For most scientists research brings many pleasures: exercising curiosity and ingenuity; the moment of discovery, sometimes an esprit de corps; showing that you were right, and so on. Anthropologists might say that it is a form of playfulness, the ‘scientific method’ being the rules of the game. Telling people about your results at conferences also has its bright moments: showing off; making new acquaintances and renewing old ones; a wider esprit de corps; globetrotting, all expenses paid. Communicating data and discussing results formally before that part of the academic world that you inhabit is a pain by comparison, even for the most gifted writer. Have all avenues of enquiry and interpretation been exhausted? Is your paper a model of clarity, and will/can anyone read it? Is what you have to recount actually new and/or important? Have you missed something that has already been published? Have you committed plagiarism unconsciously. Are your references bang up to date? The anonymous peer-review system can be merciless, and so can journal editors. Writing up and awaiting reviews are among the most stressful periods in the professional lives of most researchers, because so many boxes have to be ticked to glide effortlessly into print.
The greatest of all literary bugbears is tailoring the style of your list of references to that of the target journal. Very, very occasionally the publisher will employ kindly sub-editors who make sure that all is well in this the most arcane of all academic rituals. The problem is that every academic publishing house and even different journals that each produces have subtly different rules for references cited, in the text and in the list at the end.

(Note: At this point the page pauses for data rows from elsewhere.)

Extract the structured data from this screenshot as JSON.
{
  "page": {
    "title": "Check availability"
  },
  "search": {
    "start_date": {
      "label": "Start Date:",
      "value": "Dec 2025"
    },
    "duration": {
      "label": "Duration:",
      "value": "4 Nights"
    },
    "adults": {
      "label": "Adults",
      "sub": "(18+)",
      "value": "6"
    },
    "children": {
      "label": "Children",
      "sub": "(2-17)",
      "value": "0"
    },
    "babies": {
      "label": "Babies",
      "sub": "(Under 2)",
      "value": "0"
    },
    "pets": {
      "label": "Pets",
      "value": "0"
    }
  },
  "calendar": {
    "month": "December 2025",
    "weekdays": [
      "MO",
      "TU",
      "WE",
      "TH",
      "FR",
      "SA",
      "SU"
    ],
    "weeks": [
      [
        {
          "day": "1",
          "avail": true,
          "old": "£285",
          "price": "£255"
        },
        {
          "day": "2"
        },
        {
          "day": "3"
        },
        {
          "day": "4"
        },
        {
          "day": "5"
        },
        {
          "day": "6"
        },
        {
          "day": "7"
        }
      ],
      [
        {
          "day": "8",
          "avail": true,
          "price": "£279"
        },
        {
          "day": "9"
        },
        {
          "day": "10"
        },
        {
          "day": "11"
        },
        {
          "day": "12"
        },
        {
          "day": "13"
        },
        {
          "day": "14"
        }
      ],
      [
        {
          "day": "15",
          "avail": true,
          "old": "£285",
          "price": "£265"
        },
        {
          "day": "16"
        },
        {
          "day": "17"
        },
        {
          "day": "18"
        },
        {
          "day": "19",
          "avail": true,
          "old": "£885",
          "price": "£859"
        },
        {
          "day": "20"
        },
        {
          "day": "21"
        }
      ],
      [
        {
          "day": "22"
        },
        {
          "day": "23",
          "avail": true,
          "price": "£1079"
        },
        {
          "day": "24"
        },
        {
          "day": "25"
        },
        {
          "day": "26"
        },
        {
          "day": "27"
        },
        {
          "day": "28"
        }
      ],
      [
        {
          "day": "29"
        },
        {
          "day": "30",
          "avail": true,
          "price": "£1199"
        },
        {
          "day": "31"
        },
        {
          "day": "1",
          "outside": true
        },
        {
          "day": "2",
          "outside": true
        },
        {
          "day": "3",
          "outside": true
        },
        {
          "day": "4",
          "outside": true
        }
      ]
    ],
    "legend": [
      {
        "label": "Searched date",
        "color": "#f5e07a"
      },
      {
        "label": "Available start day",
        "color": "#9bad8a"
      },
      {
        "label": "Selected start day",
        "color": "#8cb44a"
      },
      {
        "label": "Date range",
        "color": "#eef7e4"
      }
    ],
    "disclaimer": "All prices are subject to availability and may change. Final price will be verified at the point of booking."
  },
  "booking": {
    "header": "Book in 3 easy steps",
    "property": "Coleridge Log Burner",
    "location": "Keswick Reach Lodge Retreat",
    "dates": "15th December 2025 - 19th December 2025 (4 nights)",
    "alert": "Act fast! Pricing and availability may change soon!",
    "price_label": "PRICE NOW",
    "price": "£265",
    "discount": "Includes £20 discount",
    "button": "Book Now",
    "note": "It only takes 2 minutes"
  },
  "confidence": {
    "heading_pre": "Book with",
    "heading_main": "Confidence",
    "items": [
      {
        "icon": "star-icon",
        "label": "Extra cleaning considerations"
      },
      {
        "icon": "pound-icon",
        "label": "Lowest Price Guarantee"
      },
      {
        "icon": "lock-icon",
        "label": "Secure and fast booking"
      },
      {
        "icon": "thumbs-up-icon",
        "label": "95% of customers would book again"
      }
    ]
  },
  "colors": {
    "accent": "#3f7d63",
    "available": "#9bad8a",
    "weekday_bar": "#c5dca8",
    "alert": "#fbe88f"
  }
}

There are so many permutations and combinations: a comma before the year; v. before volume number, including the issue or not, bold or plain font; journal name in full or one of several kinds of abbreviation; each author’s initials separated by a space or not (the former for the Journal of Geology if you have been wondering – ‘Their given names in full are separated by a space, so it is only polite’!). And there is much, much more in each journal’s ‘Information for Authors’. Quanmin Guo of the University of Birmingham (Correspondence, Nature, v. 540 22/29 December 2016, p. 525) makes the obvious point that every journal should conform to a uniform style – within vividly distinctive bindings what is the need for arcane house rules?
But there is another, more serious grouse about the vast majority of journals. If your institution or you as an individual cannot afford to subscribe to a journal you will inevitably come up against the ‘paywall’ when you try to read an article on line ($10 – 50 per article) even at a time when well-heeled academics are paying for their papers to be open-access (in most cases still behind the paywall for 6 months following publication). The irony is that less well-off researchers also cannot afford to make their work available to all. Alexandra Elbakyan of Alamaty, Kazakhstan, set out to circumvent the paywall barrier to scholarly exchange, and succeeded in the foundation of Sci-Hub (Van Noorden, R. 2016. Paper pirate. Nature, v. 540, p. 512-513), which hosts about 60 million papers and encompassed about 3% of all PDF downloads in the last year (simply by pasting in a paper’s DOI. Alexandra has been widely praised and thanked, served with a writ for breach of copyright (by Elsevier), had Sci-Hub shut down by order of a US judge (there are proxies), and is currently incommunicado (except for encrypted e-mail) for fear of a demand for multi-million dollar damages. Chances are that she has opened a floodgate to future universal open access. In the meantime, unless I am hopelessly mistaken, there is a perfectly legal work around for you to get must-read papers shortly after they appear at no cost. Email the corresponding author (usually in the free online Abstract in a journals latest issue list of contents) and ask for an offprint in the form of a PDF ‘for the purpose of scholarly exchange’.